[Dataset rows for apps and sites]
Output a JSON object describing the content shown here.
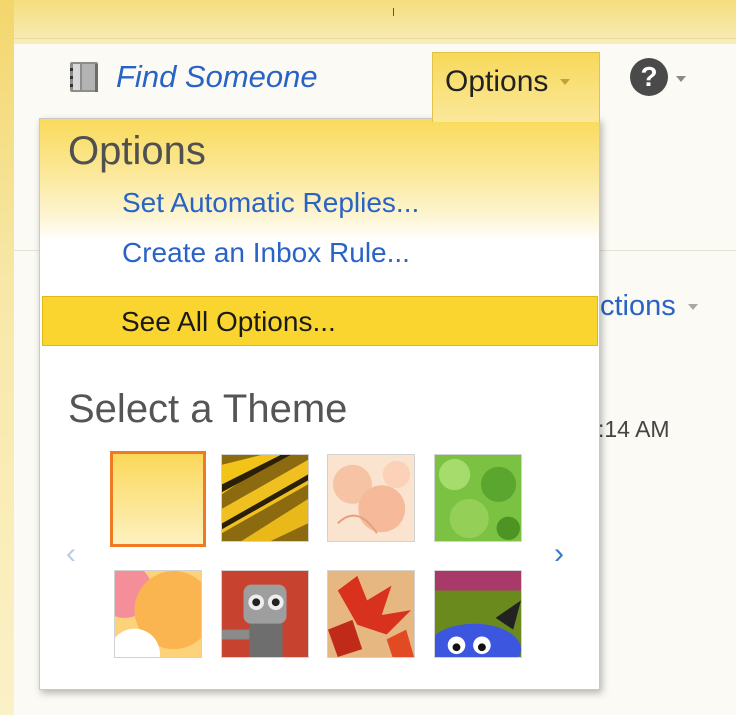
{
  "header": {
    "find_someone": "Find Someone",
    "options_tab": "Options",
    "help_glyph": "?"
  },
  "menu": {
    "heading": "Options",
    "items": [
      {
        "label": "Set Automatic Replies..."
      },
      {
        "label": "Create an Inbox Rule..."
      },
      {
        "label": "See All Options...",
        "highlighted": true
      }
    ],
    "theme_heading": "Select a Theme",
    "themes": [
      {
        "name": "default-yellow",
        "selected": true
      },
      {
        "name": "tiger"
      },
      {
        "name": "peach-petals"
      },
      {
        "name": "green-leaves"
      },
      {
        "name": "sunset-circles"
      },
      {
        "name": "robot"
      },
      {
        "name": "autumn-leaves"
      },
      {
        "name": "blue-monster"
      }
    ],
    "nav": {
      "prev_glyph": "‹",
      "next_glyph": "›"
    }
  },
  "background": {
    "actions_partial": "ctions",
    "time_partial": ":14 AM"
  },
  "colors": {
    "accent_yellow": "#fad52f",
    "link_blue": "#2a63c6",
    "selected_border": "#ef7a23"
  }
}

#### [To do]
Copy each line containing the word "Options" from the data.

#### [Exercise answer]
    "options_tab": "Options",
    "heading": "Options",
        "label": "See All Options...",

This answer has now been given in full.